Great to have the opportunity to hear this lunchtime from Chris Vein. He is the new Chief Innovation Officer for Global Information and Communications Technology Development at the World Bank.

He leads the implementation of the World Bank’s Technology strategy, particularly helping developing countries build their communications and open government infrastructures, and is in the perfect position to come and talk innovation, in particular his plans around rolling out the World Bank’s technology strategy and their work on open government and open data.

If I’d had the tech in my hands, I’d probably have live tweeted lots of what he said – it was a real reminder of the inspiring examples that were shared at the Open Up! conference last year and the sort of stories I wish many more of my DFID colleagues could have heard.

His three main points were:

1. Technology is an amazing asset when made directly available to people.

2. The digital divide as an issue is growing. Its changing the relationships between government and citizens. There are many different ways that  an increase in the use of technology can have an impact – both positive and negative. One challenge that must be faced is the expectations that can be raised by activities on social media – people expect that real changes can happen and their voice matters, then can feel even more frustrated and let down when change isn’t immediate.

3. In general, we are too timid in our willingness to try new things.

This last point was the one that struck home most firmly.
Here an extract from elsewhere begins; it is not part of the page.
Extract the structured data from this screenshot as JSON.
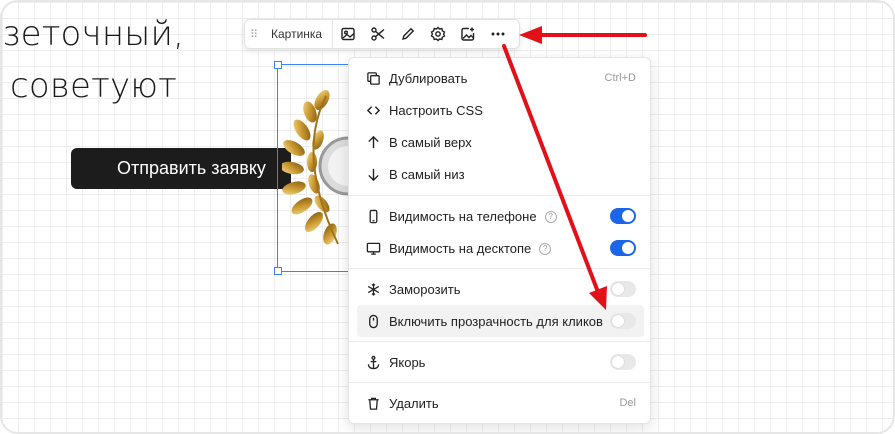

He shared loads of examples – talked about the internet of things, approaching 50 billion connections, mobile is everywhere, social is everything, and the role of big data.

He talked the language that needs to become commonplace – of minimum viable products, of pilots and iteration. He emphasised the absolute need to focus on the effects of interventions on the individual.

Questions from colleagues followed – and answers included new approaches to solving problems, the Presidential Innovation Fellows, how it was important for leaders to protect the overall vision and let innovators do their work, and how important it is to assemble and involve people who are not locked into the ways things have always been done.

One answer that really struck a chord with me was the importance of sharing stories of what works – and using prototypes to show what is possible.

I’m also intrigued to follow up his comments about the extension of Code for America and the idea of civic commons.

An inspiring lunchbreak.